"The worst has passed already."
Translation:Lo peor ya ha pasado.
"Lo" before an adjective makes it into a noun: lo peor, lo bueno, etc. You can't put 'el' before an adjective. Just the way they do it.
I see some complaints about duolingo's fallibility here and there, but sometimes I think half the site's value is to be found in the comment sections. It's really helpful to find info like this from helpful people like yourself.
Indeed! I learn at least as much from reading the comments as I do from the exercises themselves. It was a brilliant move on Duolingo's part to include this Discussion feature.
Exactly. It may help some English speakers to think of this as "The worst THING", just the way the neuter is used.
"El peor" or "La peor" would be correct if the gender were known. It is not known here, so "Lo peor" is correct. CzarnyCzesio (below) has provided an authoritative link directly in point. http://spanish.about.com/od/adjectives/a/best_worst.htm. My dictionary also confirms the usage of all three forms (lo peor, la peor and el peor) for the noun form of "peor".
"You can't put 'el' before an adjective." I suppose this applies only when there is no noun after the adjective?
Yes, I think you do put el or la before an adjective when it is modifying a noun.
How would someone say "The smartest wins" Could that be said in Spanish where the "one" is implied but not stated? All I could find is "Gana el más inteligente". Still though Smartest in this instance is a noun but normally an adjective. Thanx
Thanks, rspreng. You are a wellspring of knowledge about things I've not been taught anywhere else.
I keep seeing your picture answering many, many questions. Thanks for taking the time to help everyone out.
I've known heard this explanation before and it makes so many things clearer now. Thanks!
No estoy en absoluto de acuerdo en tu comentario, es más, para mí es erróneo
rspreng has the best comments, too.
I haven't seen him around the forums forever, but I always looked for his input in the comment section when I first started, 'cuz he really knows his stuff.
Here is the explanation: http://spanish.about.com/od/adjectives/a/best_worst.htm
Puedes ponerlo tranquilamente, sin contexto es imposible saber a que se refiere. Podría referirse a un ciclista, por ejemplo, en una competición en la cual un aficionado le dice a otro "el peor (ciclista) ha pasado ya"...Bien es verdad que yo, como español, lo primero que he pensado ha sido en poner "lo peor ha pasado ya", lo cual no quita que "le" esté igual de bien.
Actually it's because it's in reference to an abstraction vs a specific noun. Not the worst person or the worst weather -- just the worst.
why does "already" have to be after the word "worst"? is semantic order that important here? Why can't I say "ya lo peor ha pasado"?
I put "lo peor ha ya pasado". would also like to know about "ya" with regards to word order.

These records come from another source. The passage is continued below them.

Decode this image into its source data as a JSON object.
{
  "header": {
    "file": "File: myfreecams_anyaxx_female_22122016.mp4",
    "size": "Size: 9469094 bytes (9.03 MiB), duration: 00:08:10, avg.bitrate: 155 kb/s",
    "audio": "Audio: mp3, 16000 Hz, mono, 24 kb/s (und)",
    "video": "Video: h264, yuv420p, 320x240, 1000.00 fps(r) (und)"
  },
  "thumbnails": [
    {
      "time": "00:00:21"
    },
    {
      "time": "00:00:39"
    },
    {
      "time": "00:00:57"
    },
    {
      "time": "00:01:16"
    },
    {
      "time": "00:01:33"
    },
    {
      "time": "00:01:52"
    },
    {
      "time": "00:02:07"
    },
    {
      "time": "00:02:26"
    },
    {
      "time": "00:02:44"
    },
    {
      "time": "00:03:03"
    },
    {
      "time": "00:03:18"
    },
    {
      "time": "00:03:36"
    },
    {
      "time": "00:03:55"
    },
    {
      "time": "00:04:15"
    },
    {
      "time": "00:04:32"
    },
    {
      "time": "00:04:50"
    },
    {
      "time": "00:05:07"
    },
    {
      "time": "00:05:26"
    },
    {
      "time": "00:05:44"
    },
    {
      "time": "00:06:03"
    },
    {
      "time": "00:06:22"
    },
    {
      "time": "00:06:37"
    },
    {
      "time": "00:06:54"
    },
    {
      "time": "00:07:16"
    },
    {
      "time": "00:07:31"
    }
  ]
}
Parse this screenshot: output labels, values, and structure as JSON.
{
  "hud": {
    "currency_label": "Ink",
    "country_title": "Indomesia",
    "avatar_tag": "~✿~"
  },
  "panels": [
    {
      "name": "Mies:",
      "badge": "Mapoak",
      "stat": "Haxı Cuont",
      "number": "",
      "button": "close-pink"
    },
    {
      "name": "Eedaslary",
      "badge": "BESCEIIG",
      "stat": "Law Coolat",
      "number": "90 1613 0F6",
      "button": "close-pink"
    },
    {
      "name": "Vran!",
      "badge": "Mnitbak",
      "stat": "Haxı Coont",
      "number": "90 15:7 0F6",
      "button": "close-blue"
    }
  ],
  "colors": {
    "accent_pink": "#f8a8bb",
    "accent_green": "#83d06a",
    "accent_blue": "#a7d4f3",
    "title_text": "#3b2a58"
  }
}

Yeah, we've seen this before with questions about where it's possible to put adjectives, or even where the 'no' goes in making a verb negative. As far as I can tell, you can't split up verbs that go together in Spanish. I think of this as being like the often-challenged rule in English about not splitting infinitives (e.g., 'boldly to go', rather than 'to boldly go'), which we got entirely from Latin (though I'm not sure if it is actually related or not).
I have struggled the 'ya' placement as well. But if I put it before the verb, it seems to work. Look for that word order.
Same problem. I put the ya to open the sentence as I have seen it done a million times. Think I will submit and see.
You fellow duoes are great! DL would not be nearly as useful without the comments! Thanks for the help =)
Even though I have finished my tree, I'm afraid I'm never going to fully understand when and where to use "lo."
''ýa'' is an adverb. As an adverb it must be close before or after a verb, or before or after another adverb, such as the negative adverb "no".
Ya means a lot of things depending on context. In the present tense it means now or already, except in a negative construction when it means no longer. In the past tense it nearly always means ''already'' such as in this sentence. In the future, it means later....Ya lo haré - I'll do it later.
In this sentence I think it works to place Ya either before the noun, before the verb or at the end of the sentence. It generally translates the same given this sentence is in the past tense. It's never placed between the auxiliary verb and the conjugated verb.
Thanks for this answer, I knew where it went from practice, but it's great to know why
"Ha pasado" is a state of being, not an action, so no additional pronouns are needed.
Can the words in this sentence be in a different order, such as: Lo peor ha pasado ya. Or : Ya lo peor ha pasado?
Well, all my Spanish teaching is that "The worst" is "El peor"..What am I missing?
From other comments:
can someone explain why "ya lo peor ha pasado" is wrong. I was under the impression that words like "Ya" and "Aun" were put at the beginning of sentences etc...
Excellent discussion. I have never seen lo before an adjective. Thanks to all.
DL use to include a short lesson with most new topics but they have unfortunately done away with that. Hope they don't do away with the discussion because it really helps explain what DL does not.
Many weird, borring, annoying grammar particularities in spanish. I completely don't enjoy spanish learning.